Gen 9:1; Gen 10:8-12; Gen 11:1-4; Heb 13:14; Rom 1:18-25.

ROMANS-453-121115 - length: 60:22 - taught on Nov, 15 2012

Class Outline:

John Farley
November 15, 2012

Spiritual Gifts Part 335:

“Let us build for ourselves a city and a tower”

The Doctrine of Spiritual Gifts

Point 4.
Developing the capacity you need to function effectively in your spiritual gift.

When you have doctrine in your soul that has been tested, you can discern evil trends in Christianity.

There will be a total rejection of biblical Christianity, and it will be replaced by the worldwide ecumenical religious system of the Tribulation called Babylon the great, the mother of harlots.

Apostate Christianity in the last days of the church age will morph into the worldwide ecumenical religious system of the Tribulation called Babylon the great, the mother of harlots in Rev 17.

Revelation chapters 17 and 18 deal with the subject of Babylon and describe the destruction of Babylon.

Chapter 17 describes Babylon in its mystery form, as a religious system or spirit of false worship.

Chapter 18 describes Babylon as a political and commercial system embodied in a city, the city of Babylon in the future.

So there are
two Babylons: religious Babylon and political Babylon.

Chapter 17 describes the destruction of religious Babylon which occurs somewhere around the middle of the Tribulation.
It further explains an event introduced in ch. 13-14 of the book of Revelation.

It is a fascinating study to trace the subject of Babylon (“Babel”, “Shinar”) through the Bible.
It ends in Revelation but it begins in Genesis.

The ancient city of Babylon began shortly after the Flood and is an expression of man’s direct rebellion against God and His command to “be fruitful and multiply and fill the earth” (GEN 9:1b).

The Babylon of Rev 17-18 traces her roots back to the power politics and religious apostasy of Nimrod (Gen 10, 11).

The word Nimrod means “the rebel”.

This great-grandson of Noah had a tremendous desire to rise up and attempt to overthrow all existing order.

This inciter to revolt, this Nimrod, came to be the first tyrant on the earth, oppressing others and using them to further his own interests.

The word “mighty” occurs about 160 times in the Old Testament, and it always is used in the sense of peculiar greatness, especially warlike greatness.

Nimrod is not only setting himself up to be the rival of Noah; he also set himself up as the rival of God!

“on the earth” points to the extent of Nimrod’s dominion.
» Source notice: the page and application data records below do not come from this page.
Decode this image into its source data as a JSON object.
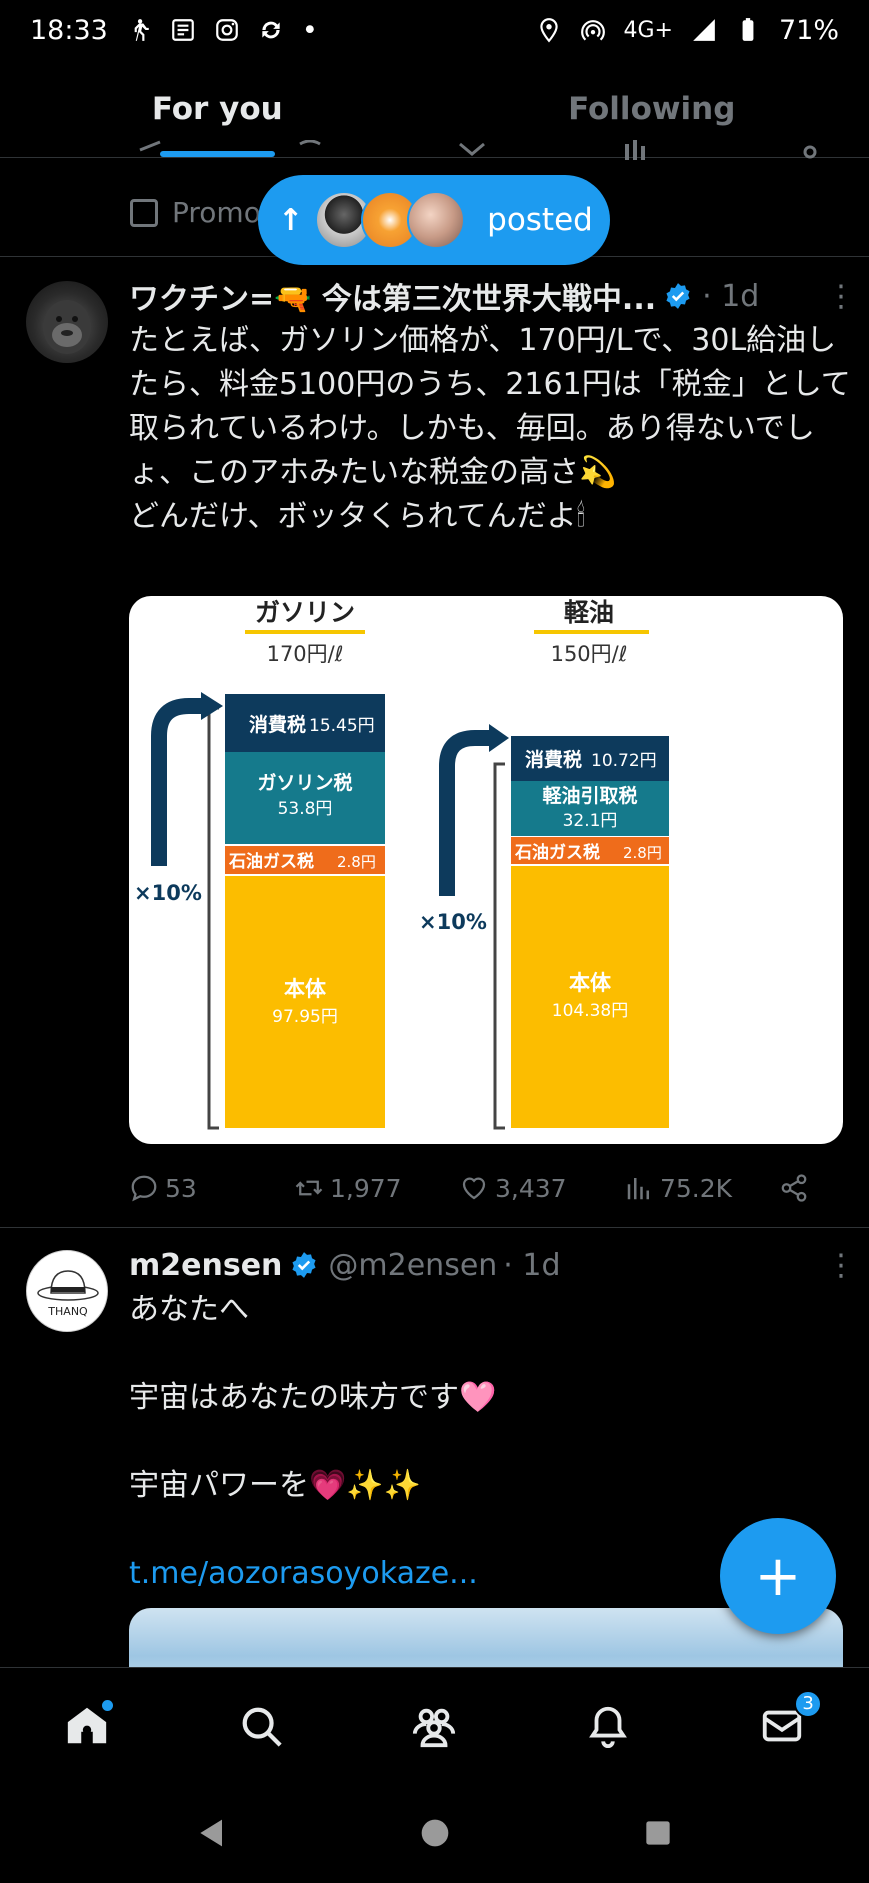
{
  "status_bar": {
    "time": "18:33",
    "dot": "•",
    "network": "4G+",
    "battery": "71%",
    "icons": [
      "walk-icon",
      "news-icon",
      "instagram-icon",
      "sync-icon",
      "location-icon",
      "hotspot-icon",
      "signal-icon",
      "battery-icon"
    ]
  },
  "tabs": [
    {
      "label": "For you",
      "active": true
    },
    {
      "label": "Following",
      "active": false
    }
  ],
  "promo": {
    "label": "Promo"
  },
  "posted_pill": {
    "label": "posted"
  },
  "tweet1": {
    "name": "ワクチン=🔫 今は第三次世界大戦中...",
    "time": "· 1d",
    "text": "たとえば、ガソリン価格が、170円/Lで、30L給油したら、料金5100円のうち、2161円は「税金」として取られているわけ。しかも、毎回。あり得ないでしょ、このアホみたいな税金の高さ💫\nどんだけ、ボッタくられてんだよ🕯",
    "image": {
      "gasoline": {
        "title": "ガソリン",
        "price": "170円/ℓ",
        "consumption_tax": "消費税",
        "consumption_tax_value": "15.45円",
        "fuel_tax": "ガソリン税",
        "fuel_tax_value": "53.8円",
        "oil_gas_tax": "石油ガス税",
        "oil_gas_tax_value": "2.8円",
        "base": "本体",
        "base_value": "97.95円",
        "rate": "×10%"
      },
      "diesel": {
        "title": "軽油",
        "price": "150円/ℓ",
        "consumption_tax": "消費税",
        "consumption_tax_value": "10.72円",
        "fuel_tax": "軽油引取税",
        "fuel_tax_value": "32.1円",
        "oil_gas_tax": "石油ガス税",
        "oil_gas_tax_value": "2.8円",
        "base": "本体",
        "base_value": "104.38円",
        "rate": "×10%"
      },
      "colors": {
        "navy": "#0d3a5c",
        "teal": "#157a8c",
        "orange": "#ef6c1b",
        "yellow": "#fcbd00"
      }
    },
    "stats": {
      "replies": "53",
      "reposts": "1,977",
      "likes": "3,437",
      "views": "75.2K"
    }
  },
  "tweet2": {
    "name": "m2ensen",
    "handle": "@m2ensen",
    "time": "· 1d",
    "avatar_text": "THANQ",
    "line1": "あなたへ",
    "line2": "宇宙はあなたの味方です🩷",
    "line3": "宇宙パワーを💗✨✨",
    "link": "t.me/aozorasoyokaze..."
  },
  "fab": {
    "label": "+"
  },
  "bottom_nav": {
    "items": [
      "home-icon",
      "search-icon",
      "communities-icon",
      "notifications-icon",
      "messages-icon"
    ],
    "messages_badge": "3"
  },
  "accent": "#1d9bf0"
}
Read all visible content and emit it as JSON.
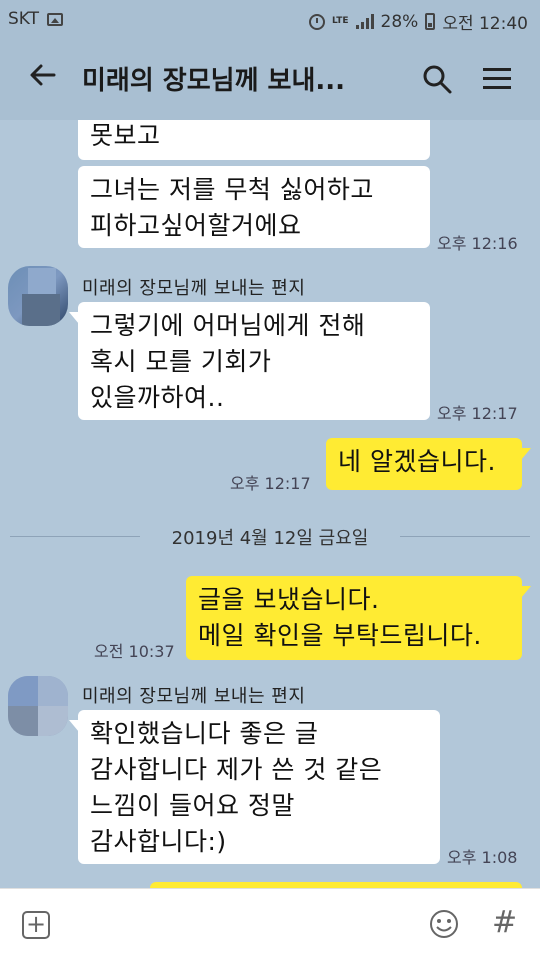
{
  "status_bar": {
    "carrier": "SKT",
    "network": "LTE",
    "battery": "28%",
    "time": "오전 12:40"
  },
  "header": {
    "title": "미래의 장모님께 보내..."
  },
  "messages": {
    "m1_text": "못보고",
    "m2_text": "그녀는 저를 무척 싫어하고\n피하고싶어할거에요",
    "m2_time": "오후 12:16",
    "sender1": "미래의 장모님께 보내는 편지",
    "m3_text": "그렇기에 어머님에게 전해\n혹시 모를 기회가\n있을까하여..",
    "m3_time": "오후 12:17",
    "m4_text": "네 알겠습니다.",
    "m4_time": "오후 12:17",
    "date_separator": "2019년 4월 12일 금요일",
    "m5_text": "글을 보냈습니다.\n메일 확인을 부탁드립니다.",
    "m5_time": "오전 10:37",
    "sender2": "미래의 장모님께 보내는 편지",
    "m6_text": "확인했습니다 좋은 글\n감사합니다 제가 쓴 것 같은\n느낌이 들어요 정말\n감사합니다:)",
    "m6_time": "오후 1:08"
  },
  "input_bar": {
    "hash": "#"
  },
  "colors": {
    "background": "#b2c7d9",
    "header": "#a9bfd2",
    "my_bubble": "#ffeb33",
    "their_bubble": "#ffffff"
  }
}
His ambition, his might and reputation kept extending farther and farther across the earth.

You can see how in his restless ambition he kept enlarging his empire in verses 10-12.

Nimrod was the pioneer in empire building, and he would be followed by the likes of Nebuchadnezzar, Alexander the Great, and Caesar.

The Antichrist, the beast, will be the true antitype of Nimrod, reigning over all the peoples of the earth, demanding not only obedience, but also worship.

The same strength, skills and daring that served him so well in the forest made him a force on the battlefield.

He was a hunter of animals, but he was also a hunter of men.

Nimrod began to show his might over other people, and just as he was a mighty hunter of animals, he was also the first to establish kingdoms.

He mixed royalty and religion in his “www”.
He is the founder of Babylonianism that will find full expression in the reign of the Beast during the Tribulation Period.

The phrase “mighty hunter before the Lord” implies antagonism against the Lord, opposition to God.

Nimrod was also the leader of the revolt of the Tower of Babel, and it was the confusion of tongues that would force Nimrod to leave Babylonia (Shinar) and journey to Assyria.